*EXERCISE*
An exact copy of the entries below is needed, with every picture left out.

*RECORDS FOR PROCESSING*

□ □ □ □ □ □ □

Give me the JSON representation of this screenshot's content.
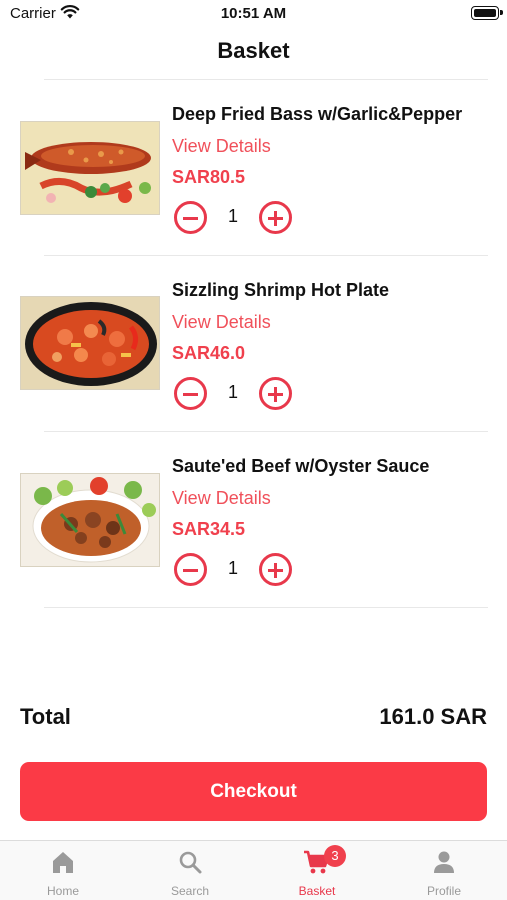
{
  "status_bar": {
    "carrier": "Carrier",
    "time": "10:51 AM"
  },
  "header": {
    "title": "Basket"
  },
  "items": [
    {
      "name": "Deep Fried Bass w/Garlic&Pepper",
      "details_label": "View Details",
      "price": "SAR80.5",
      "quantity": "1"
    },
    {
      "name": "Sizzling Shrimp Hot Plate",
      "details_label": "View Details",
      "price": "SAR46.0",
      "quantity": "1"
    },
    {
      "name": "Saute'ed Beef w/Oyster Sauce",
      "details_label": "View Details",
      "price": "SAR34.5",
      "quantity": "1"
    }
  ],
  "summary": {
    "total_label": "Total",
    "total_value": "161.0 SAR"
  },
  "checkout": {
    "label": "Checkout"
  },
  "tabbar": {
    "tabs": [
      {
        "label": "Home",
        "icon": "home-icon"
      },
      {
        "label": "Search",
        "icon": "search-icon"
      },
      {
        "label": "Basket",
        "icon": "cart-icon",
        "badge": "3",
        "active": true
      },
      {
        "label": "Profile",
        "icon": "person-icon"
      }
    ]
  },
  "colors": {
    "accent": "#fb3a46",
    "price": "#f0404d",
    "link": "#f0505a",
    "inactive_tab": "#9a9a9a"
  }
}
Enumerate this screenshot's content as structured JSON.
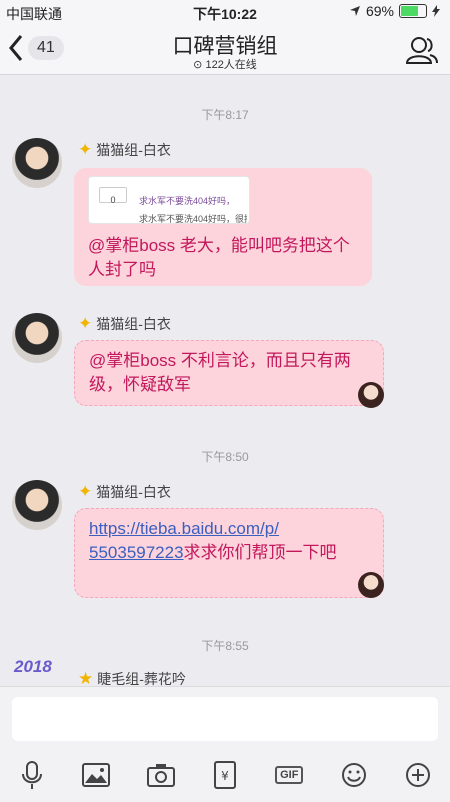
{
  "status_bar": {
    "carrier": "中国联通",
    "time": "下午10:22",
    "battery": "69%",
    "battery_level": 0.69
  },
  "nav": {
    "unread_count": "41",
    "title": "口碑营销组",
    "online": "122人在线"
  },
  "timestamps": [
    "下午8:17",
    "下午8:50",
    "下午8:55"
  ],
  "messages": [
    {
      "sender": "猫猫组-白衣",
      "quote": {
        "number": "0",
        "line1": "求水军不要洗404好吗，",
        "line2": "求水军不要洗404好吗，很损"
      },
      "text": "@掌柜boss 老大，能叫吧务把这个人封了吗"
    },
    {
      "sender": "猫猫组-白衣",
      "text": "@掌柜boss 不利言论，而且只有两级，怀疑敌军"
    },
    {
      "sender": "猫猫组-白衣",
      "link1": "https://tieba.baidu.com/p/",
      "link2": "5503597223",
      "text_after": "求求你们帮顶一下吧"
    },
    {
      "sender": "睫毛组-葬花吟",
      "badge": "2018"
    }
  ],
  "input": {
    "value": ""
  },
  "toolbar": [
    "mic-icon",
    "image-icon",
    "camera-icon",
    "red-packet-icon",
    "gif-icon",
    "emoji-icon",
    "plus-icon"
  ],
  "gif_label": "GIF",
  "colors": {
    "bubble": "#fdd3dc",
    "bubble_text": "#c2185b",
    "link": "#3a5fbf",
    "background": "#ebebf0"
  }
}
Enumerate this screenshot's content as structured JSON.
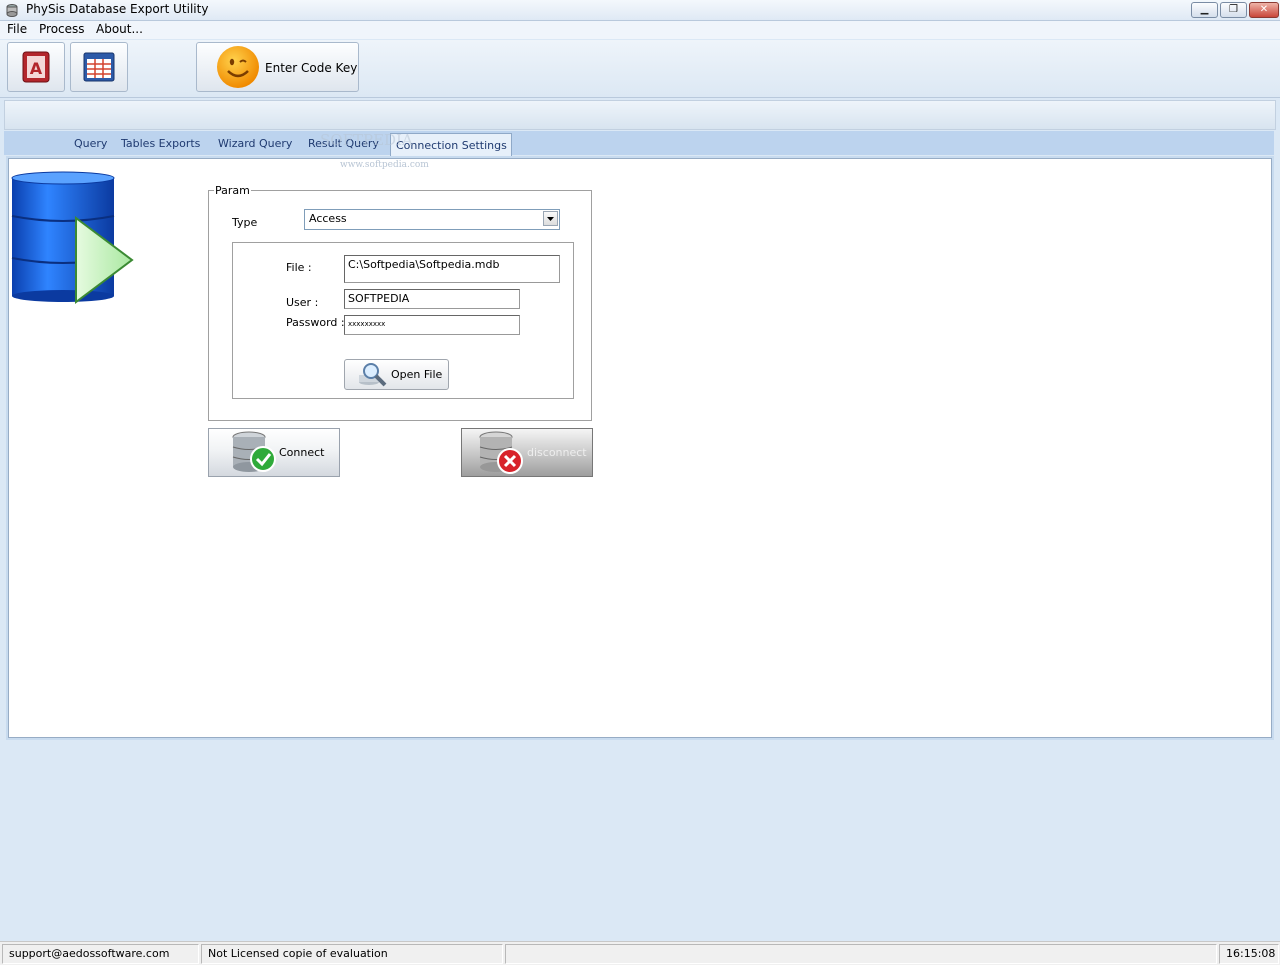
{
  "window": {
    "title": "PhySis Database Export Utility"
  },
  "menu": {
    "file": "File",
    "process": "Process",
    "about": "About..."
  },
  "toolbar": {
    "enter_code_key": "Enter Code Key"
  },
  "tabs": {
    "query": "Query",
    "tables_exports": "Tables Exports",
    "wizard_query": "Wizard Query",
    "result_query": "Result Query",
    "connection_settings": "Connection Settings"
  },
  "watermark": {
    "brand": "SOFTPEDIA",
    "url": "www.softpedia.com"
  },
  "param": {
    "legend": "Param",
    "type_label": "Type",
    "type_value": "Access",
    "file_label": "File :",
    "file_value": "C:\\Softpedia\\Softpedia.mdb",
    "user_label": "User :",
    "user_value": "SOFTPEDIA",
    "password_label": "Password :",
    "password_value": "xxxxxxxxx",
    "open_file": "Open File"
  },
  "buttons": {
    "connect": "Connect",
    "disconnect": "disconnect"
  },
  "status": {
    "email": "support@aedossoftware.com",
    "license": "Not Licensed copie of evaluation",
    "time": "16:15:08"
  }
}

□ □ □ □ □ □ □

*ANSWER AREA*
Give me the JSON representation of this screenshot's content.
{
  "status_bar": {
    "carrier": "Carrier",
    "time": "10:51 AM"
  },
  "header": {
    "title": "Basket"
  },
  "items": [
    {
      "name": "Deep Fried Bass w/Garlic&Pepper",
      "details_label": "View Details",
      "price": "SAR80.5",
      "quantity": "1"
    },
    {
      "name": "Sizzling Shrimp Hot Plate",
      "details_label": "View Details",
      "price": "SAR46.0",
      "quantity": "1"
    },
    {
      "name": "Saute'ed Beef w/Oyster Sauce",
      "details_label": "View Details",
      "price": "SAR34.5",
      "quantity": "1"
    }
  ],
  "summary": {
    "total_label": "Total",
    "total_value": "161.0 SAR"
  },
  "checkout": {
    "label": "Checkout"
  },
  "tabbar": {
    "tabs": [
      {
        "label": "Home",
        "icon": "home-icon"
      },
      {
        "label": "Search",
        "icon": "search-icon"
      },
      {
        "label": "Basket",
        "icon": "cart-icon",
        "badge": "3",
        "active": true
      },
      {
        "label": "Profile",
        "icon": "person-icon"
      }
    ]
  },
  "colors": {
    "accent": "#fb3a46",
    "price": "#f0404d",
    "link": "#f0505a",
    "inactive_tab": "#9a9a9a"
  }
}
Enumerate this screenshot's content as structured JSON.
{
  "status_bar": {
    "carrier": "中国联通",
    "time": "下午10:22",
    "battery": "69%",
    "battery_level": 0.69
  },
  "nav": {
    "unread_count": "41",
    "title": "口碑营销组",
    "online": "122人在线"
  },
  "timestamps": [
    "下午8:17",
    "下午8:50",
    "下午8:55"
  ],
  "messages": [
    {
      "sender": "猫猫组-白衣",
      "quote": {
        "number": "0",
        "line1": "求水军不要洗404好吗，",
        "line2": "求水军不要洗404好吗，很损"
      },
      "text": "@掌柜boss 老大，能叫吧务把这个人封了吗"
    },
    {
      "sender": "猫猫组-白衣",
      "text": "@掌柜boss 不利言论，而且只有两级，怀疑敌军"
    },
    {
      "sender": "猫猫组-白衣",
      "link1": "https://tieba.baidu.com/p/",
      "link2": "5503597223",
      "text_after": "求求你们帮顶一下吧"
    },
    {
      "sender": "睫毛组-葬花吟",
      "badge": "2018"
    }
  ],
  "input": {
    "value": ""
  },
  "toolbar": [
    "mic-icon",
    "image-icon",
    "camera-icon",
    "red-packet-icon",
    "gif-icon",
    "emoji-icon",
    "plus-icon"
  ],
  "gif_label": "GIF",
  "colors": {
    "bubble": "#fdd3dc",
    "bubble_text": "#c2185b",
    "link": "#3a5fbf",
    "background": "#ebebf0"
  }
}
Enumerate this screenshot's content as structured JSON.
{
  "window": {
    "title": "PhySis Database Export Utility"
  },
  "menu": {
    "file": "File",
    "process": "Process",
    "about": "About..."
  },
  "toolbar": {
    "enter_code_key": "Enter Code Key"
  },
  "tabs": {
    "query": "Query",
    "tables_exports": "Tables Exports",
    "wizard_query": "Wizard Query",
    "result_query": "Result Query",
    "connection_settings": "Connection Settings"
  },
  "watermark": {
    "brand": "SOFTPEDIA",
    "url": "www.softpedia.com"
  },
  "param": {
    "legend": "Param",
    "type_label": "Type",
    "type_value": "Access",
    "file_label": "File :",
    "file_value": "C:\\Softpedia\\Softpedia.mdb",
    "user_label": "User :",
    "user_value": "SOFTPEDIA",
    "password_label": "Password :",
    "password_value": "xxxxxxxxx",
    "open_file": "Open File"
  },
  "buttons": {
    "connect": "Connect",
    "disconnect": "disconnect"
  },
  "status": {
    "email": "support@aedossoftware.com",
    "license": "Not Licensed copie of evaluation",
    "time": "16:15:08"
  }
}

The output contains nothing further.